Of all the lines in the records below, copy only those that contain the string "results".

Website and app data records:
_ _ _ _
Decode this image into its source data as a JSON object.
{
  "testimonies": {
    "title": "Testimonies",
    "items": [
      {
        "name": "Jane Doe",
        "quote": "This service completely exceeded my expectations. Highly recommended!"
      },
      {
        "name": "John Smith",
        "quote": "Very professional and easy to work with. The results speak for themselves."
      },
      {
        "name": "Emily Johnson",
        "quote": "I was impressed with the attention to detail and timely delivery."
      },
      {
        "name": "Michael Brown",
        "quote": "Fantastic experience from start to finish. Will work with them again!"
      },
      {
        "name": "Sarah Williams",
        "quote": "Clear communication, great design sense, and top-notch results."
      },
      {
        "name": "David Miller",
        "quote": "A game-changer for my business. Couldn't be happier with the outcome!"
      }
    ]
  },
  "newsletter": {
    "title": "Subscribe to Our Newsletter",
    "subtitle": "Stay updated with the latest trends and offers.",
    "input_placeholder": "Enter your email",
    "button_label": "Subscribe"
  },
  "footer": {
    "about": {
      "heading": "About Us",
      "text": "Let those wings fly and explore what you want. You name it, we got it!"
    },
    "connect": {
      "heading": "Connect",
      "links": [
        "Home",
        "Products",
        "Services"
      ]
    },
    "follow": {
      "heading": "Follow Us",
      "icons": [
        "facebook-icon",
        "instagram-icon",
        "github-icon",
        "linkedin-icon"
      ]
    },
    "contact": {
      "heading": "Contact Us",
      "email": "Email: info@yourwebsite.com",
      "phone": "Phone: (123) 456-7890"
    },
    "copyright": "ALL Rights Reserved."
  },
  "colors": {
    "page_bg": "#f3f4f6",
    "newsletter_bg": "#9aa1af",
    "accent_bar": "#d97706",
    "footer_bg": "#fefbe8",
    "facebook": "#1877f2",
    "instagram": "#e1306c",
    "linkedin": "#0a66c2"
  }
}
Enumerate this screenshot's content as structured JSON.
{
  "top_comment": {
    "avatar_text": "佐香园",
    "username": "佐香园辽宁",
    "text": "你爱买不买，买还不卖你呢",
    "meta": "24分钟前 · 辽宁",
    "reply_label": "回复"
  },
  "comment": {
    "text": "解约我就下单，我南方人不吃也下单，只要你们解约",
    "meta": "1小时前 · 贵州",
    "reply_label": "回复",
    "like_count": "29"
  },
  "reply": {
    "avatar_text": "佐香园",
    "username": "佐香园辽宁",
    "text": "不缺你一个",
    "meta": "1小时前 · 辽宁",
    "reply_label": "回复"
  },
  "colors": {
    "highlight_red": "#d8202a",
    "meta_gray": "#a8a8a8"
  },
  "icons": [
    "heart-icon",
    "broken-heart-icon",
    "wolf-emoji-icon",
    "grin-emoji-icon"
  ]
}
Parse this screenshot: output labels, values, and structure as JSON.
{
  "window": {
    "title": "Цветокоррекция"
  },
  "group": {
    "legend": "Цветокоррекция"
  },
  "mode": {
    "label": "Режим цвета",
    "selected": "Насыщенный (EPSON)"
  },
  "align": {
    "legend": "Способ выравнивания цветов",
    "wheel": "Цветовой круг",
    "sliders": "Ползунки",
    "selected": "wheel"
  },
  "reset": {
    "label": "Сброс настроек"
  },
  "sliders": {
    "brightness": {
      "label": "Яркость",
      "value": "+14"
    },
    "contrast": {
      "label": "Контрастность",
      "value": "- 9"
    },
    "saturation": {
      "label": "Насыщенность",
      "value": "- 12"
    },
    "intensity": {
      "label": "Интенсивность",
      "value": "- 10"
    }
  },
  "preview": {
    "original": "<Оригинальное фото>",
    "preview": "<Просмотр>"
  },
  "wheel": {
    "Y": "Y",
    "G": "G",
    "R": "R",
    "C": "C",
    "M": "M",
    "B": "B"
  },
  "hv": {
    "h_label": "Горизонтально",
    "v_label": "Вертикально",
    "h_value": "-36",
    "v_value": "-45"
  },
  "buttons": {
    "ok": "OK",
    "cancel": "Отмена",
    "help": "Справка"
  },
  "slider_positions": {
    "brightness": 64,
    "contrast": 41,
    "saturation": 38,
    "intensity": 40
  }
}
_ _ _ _
- _Exercise result_:
        "quote": "Very professional and easy to work with. The results speak for themselves."
        "quote": "Clear communication, great design sense, and top-notch results."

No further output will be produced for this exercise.